Special thanks to Publisher of The North Island Eagle, Kathy O’Reilly. Originally printed Friday, April 26th in The North Island Eagle.
Spring is here once again, and yes, so are Vancouver Island’s black bears. Stinky, lumbering, brown eyed, course haired, berry pooping trouble causers, black bears are waking up hungry and searching for food. In rural Vancouver Island communities it is important to expect wildlife. It should not be a shock to see a bear; but for some reason we are surprised every year when a bear wanders into town. “There’s a bear eating my garbage!” “I saw a bear eating out of a dumpster!” “A bear ripped apart my barbeque!” “There’s a bear licking up all my bird seed!” “Can you set a trap and take it away?” “I want this bear relocated.”
It is important to remember that the search for food can take a bear on long journeys.
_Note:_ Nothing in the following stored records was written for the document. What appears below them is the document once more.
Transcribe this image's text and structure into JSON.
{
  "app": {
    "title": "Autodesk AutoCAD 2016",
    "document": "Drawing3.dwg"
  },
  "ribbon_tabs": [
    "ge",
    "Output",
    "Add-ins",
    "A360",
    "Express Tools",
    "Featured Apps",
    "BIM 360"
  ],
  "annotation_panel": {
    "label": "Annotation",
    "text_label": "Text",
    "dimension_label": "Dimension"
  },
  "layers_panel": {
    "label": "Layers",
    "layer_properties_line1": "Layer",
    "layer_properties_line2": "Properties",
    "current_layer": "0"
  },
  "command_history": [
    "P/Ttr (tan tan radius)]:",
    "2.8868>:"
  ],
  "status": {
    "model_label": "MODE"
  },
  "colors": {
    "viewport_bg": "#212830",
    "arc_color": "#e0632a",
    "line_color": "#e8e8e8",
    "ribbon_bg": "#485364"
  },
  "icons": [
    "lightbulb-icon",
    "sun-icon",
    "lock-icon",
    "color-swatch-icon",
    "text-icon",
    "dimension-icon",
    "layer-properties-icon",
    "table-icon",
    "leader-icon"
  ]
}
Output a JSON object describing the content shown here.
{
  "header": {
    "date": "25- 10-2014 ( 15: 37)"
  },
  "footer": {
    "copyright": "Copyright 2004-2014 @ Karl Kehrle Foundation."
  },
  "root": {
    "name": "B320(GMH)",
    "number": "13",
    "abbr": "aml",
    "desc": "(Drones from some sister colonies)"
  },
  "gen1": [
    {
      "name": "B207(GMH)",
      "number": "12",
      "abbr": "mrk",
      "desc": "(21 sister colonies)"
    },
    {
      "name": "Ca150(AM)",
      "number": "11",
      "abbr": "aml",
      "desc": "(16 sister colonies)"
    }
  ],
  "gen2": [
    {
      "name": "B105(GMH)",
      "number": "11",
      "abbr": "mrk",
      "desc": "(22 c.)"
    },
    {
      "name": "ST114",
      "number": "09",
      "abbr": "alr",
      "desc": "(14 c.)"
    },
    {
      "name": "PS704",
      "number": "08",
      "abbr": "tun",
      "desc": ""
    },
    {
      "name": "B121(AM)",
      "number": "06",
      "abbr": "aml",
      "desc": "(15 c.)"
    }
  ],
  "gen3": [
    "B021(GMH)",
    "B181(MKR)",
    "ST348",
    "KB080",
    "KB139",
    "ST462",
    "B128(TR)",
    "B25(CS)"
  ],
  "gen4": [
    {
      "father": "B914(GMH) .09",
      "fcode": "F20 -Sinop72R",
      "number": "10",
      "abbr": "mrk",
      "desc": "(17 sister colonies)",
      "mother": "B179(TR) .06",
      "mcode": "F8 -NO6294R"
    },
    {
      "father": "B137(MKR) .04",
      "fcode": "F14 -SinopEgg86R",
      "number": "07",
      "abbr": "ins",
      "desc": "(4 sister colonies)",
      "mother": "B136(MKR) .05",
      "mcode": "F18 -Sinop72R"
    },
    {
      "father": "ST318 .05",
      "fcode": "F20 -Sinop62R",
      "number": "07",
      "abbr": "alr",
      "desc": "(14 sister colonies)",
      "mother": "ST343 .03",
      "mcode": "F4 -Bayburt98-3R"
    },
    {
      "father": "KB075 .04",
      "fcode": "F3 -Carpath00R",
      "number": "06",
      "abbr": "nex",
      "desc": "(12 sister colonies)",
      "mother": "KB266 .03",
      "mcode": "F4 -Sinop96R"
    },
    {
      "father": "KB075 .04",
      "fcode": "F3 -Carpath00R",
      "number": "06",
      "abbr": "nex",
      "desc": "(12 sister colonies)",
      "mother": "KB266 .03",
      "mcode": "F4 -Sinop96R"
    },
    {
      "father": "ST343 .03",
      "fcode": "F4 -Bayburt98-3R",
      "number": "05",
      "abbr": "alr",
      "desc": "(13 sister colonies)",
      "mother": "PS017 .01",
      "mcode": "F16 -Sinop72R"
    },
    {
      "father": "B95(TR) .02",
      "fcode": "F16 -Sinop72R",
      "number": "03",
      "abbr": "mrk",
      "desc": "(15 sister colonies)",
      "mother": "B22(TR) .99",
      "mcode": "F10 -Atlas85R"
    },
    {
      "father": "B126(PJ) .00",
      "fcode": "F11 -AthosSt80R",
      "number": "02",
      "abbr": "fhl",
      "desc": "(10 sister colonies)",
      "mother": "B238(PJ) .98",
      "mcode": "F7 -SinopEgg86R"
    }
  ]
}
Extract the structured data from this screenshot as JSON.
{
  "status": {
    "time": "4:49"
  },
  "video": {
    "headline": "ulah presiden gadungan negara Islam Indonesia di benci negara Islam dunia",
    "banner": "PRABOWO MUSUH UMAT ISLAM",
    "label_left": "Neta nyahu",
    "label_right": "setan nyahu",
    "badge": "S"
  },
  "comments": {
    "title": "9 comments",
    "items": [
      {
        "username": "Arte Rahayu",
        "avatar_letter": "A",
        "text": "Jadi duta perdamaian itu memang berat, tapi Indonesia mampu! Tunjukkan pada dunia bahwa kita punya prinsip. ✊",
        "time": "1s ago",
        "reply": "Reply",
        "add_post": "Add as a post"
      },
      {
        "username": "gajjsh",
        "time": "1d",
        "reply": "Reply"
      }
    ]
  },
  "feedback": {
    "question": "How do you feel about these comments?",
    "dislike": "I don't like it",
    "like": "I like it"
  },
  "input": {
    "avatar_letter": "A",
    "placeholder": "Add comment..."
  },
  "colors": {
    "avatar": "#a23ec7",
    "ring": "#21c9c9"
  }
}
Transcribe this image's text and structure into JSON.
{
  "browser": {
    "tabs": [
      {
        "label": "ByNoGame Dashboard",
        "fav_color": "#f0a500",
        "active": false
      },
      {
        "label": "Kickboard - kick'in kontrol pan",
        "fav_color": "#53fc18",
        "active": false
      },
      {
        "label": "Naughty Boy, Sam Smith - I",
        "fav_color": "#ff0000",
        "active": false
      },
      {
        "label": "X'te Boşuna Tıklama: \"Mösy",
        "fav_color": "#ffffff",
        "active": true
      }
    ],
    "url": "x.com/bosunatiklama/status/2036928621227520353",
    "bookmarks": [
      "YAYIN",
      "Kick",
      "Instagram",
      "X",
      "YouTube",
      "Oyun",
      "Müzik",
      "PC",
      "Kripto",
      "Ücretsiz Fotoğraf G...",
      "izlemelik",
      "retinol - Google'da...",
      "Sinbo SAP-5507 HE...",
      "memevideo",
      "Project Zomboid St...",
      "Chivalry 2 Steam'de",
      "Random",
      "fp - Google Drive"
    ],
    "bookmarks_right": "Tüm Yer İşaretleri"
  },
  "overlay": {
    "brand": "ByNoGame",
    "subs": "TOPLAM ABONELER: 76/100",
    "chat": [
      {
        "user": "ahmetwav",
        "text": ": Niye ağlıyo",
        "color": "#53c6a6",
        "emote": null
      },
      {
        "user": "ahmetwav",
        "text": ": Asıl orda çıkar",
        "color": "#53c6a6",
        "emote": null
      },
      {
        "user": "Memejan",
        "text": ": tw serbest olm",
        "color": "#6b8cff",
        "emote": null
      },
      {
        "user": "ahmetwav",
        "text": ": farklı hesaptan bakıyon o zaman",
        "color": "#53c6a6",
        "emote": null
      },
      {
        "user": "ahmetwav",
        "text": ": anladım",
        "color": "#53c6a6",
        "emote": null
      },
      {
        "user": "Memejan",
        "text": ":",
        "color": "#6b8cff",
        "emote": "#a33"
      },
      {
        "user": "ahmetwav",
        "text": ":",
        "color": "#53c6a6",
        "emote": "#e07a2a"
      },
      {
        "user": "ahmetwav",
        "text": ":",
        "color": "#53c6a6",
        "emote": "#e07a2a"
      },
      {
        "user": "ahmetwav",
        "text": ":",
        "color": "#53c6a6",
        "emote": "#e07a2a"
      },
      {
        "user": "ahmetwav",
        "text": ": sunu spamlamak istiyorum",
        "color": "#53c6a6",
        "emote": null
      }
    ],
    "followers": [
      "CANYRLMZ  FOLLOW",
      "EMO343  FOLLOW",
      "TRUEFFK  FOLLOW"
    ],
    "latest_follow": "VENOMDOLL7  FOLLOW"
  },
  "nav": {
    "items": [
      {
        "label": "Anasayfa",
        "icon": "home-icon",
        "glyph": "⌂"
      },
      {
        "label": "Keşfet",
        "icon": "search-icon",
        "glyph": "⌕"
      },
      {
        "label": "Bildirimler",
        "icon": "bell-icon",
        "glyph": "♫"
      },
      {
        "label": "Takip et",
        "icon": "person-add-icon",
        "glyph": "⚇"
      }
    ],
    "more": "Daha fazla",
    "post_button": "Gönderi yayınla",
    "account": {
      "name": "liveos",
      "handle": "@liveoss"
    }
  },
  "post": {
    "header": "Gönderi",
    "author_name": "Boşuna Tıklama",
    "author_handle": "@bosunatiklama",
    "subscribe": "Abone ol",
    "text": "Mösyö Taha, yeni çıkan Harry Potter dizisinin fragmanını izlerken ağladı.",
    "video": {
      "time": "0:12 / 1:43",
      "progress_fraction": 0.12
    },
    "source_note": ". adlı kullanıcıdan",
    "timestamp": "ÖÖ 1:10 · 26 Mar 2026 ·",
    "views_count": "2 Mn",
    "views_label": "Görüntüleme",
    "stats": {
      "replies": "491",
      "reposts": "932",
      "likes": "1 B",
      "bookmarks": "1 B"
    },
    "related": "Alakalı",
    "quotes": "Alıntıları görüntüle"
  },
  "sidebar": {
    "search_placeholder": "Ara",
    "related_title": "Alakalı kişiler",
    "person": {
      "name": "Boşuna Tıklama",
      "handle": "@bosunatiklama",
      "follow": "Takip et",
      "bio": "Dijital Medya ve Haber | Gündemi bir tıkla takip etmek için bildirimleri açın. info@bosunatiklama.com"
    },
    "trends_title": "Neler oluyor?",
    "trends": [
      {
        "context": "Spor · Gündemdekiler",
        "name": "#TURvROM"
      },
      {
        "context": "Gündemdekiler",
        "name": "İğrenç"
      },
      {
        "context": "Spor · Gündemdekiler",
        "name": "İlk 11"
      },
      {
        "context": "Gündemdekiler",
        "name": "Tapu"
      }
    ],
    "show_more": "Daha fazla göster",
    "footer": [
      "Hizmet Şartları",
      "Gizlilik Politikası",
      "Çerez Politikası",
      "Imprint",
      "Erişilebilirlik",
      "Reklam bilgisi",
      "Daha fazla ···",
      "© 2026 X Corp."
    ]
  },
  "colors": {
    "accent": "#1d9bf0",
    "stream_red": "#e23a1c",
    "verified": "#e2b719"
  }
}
Often times these travels include the same trails you and I walk and jog on, the same green spaces that interfaces with our communities. Trails, beaches, fields, power lines, river beds and stream banks – these are all shared areas that we should expect wildlife to be in. Just because a bear has wandered into a shared space does not necessarily mean it is a concern – wildlife often passes through our communities without incident. However, opportunistic feeding on human food sources as a result of poor citizen behavior can create dire consequences for both people and our bears. As much as we want to assign blame and police our wildlife, it takes responsible good citizens to police themselves and their friends.
The same old messaging of, “Put your garbage away” “Don’t put your garbage cans out the night before” “Clean your barbeque” “Put bird feeders away” “Pick up your fruit” “Close and lock the dumpster lids, don’t over fill them” appears to go on and on to the frustration of our neighbors, ourselves, our policing services, public servants, and our broader community.
So what do we do? Keep repeating ourselves over and over again, banging our collective heads against the well dented wall of stupidity? Seems to be what we do – bad has become normalized and the messaging doesn’t scare us anymore. Public education is important, don’t get me wrong, and so is enforcement actions for certain individuals who just refuse to change. But public education is also more than simply repeating the old rhetoric of “No officer likes killing bears – unfortunately it was habituated. People have to learn to put their garbage away. We don’t relocate habituated bears.”
Promoting individual responsibility and teaching good citizenship goes beyond issuing tickets and regurgitating age old government statements. Being “bear smart” means taking responsibility for our own individual actions (wildlife officers and police officers included), educating our neighbors, friends, and family, and helping hold each other accountable to the shared values we cherish. As Sir Robert Peel said circa 1829, “The Police are the Public; the Public are the Police. The Police are paid to give full time attention to duties that are incumbent upon every citizen in the interest of community welfare and existence.”
Community policing doesn’t always have to be a negative interaction with law enforcement (although we are often hyper sensitive to the wrong in society). Sometimes it’s wise to focus on the good we are doing as well. When was the last time someone stopped you to say “thank you” for being a good citizen? If you see someone doing something good – tell them! All of us can do more to encourage ourselves and our neighbors to not just talk about being “bear smart” but to start living it. A little bit of positive messaging can go a long way and science shows that it is actually more impactful and longer lasting than negative feedback loops, blame assignment, and fear based messaging. So, if you see someone doing something rotten with their garbage this summer tell them to cut it out! If you see someone doing something good, tell them “great job!” If you work in policing or by-law enforcement make the extra effort to find something good in the community and tell people about it. It takes a community to achieve great things, but it also takes responsible individuals who make good decisions to help support the development of good citizens. We can’t enforce our way out of collective problems. We have to work through them together. Easier said than done, fair enough; but shoving the ol’ noggin in the sand to the point we don’t even talk to our neighbors anymore is probably not helpful either.
Bryce Casavant is currently a Doctoral Candidate with Royal Roads University and recently received fellowship with the Social Science and Humanities Research Council of Canada for his work, In Search of a Wild Peace. He is a former BC Conservation Officer.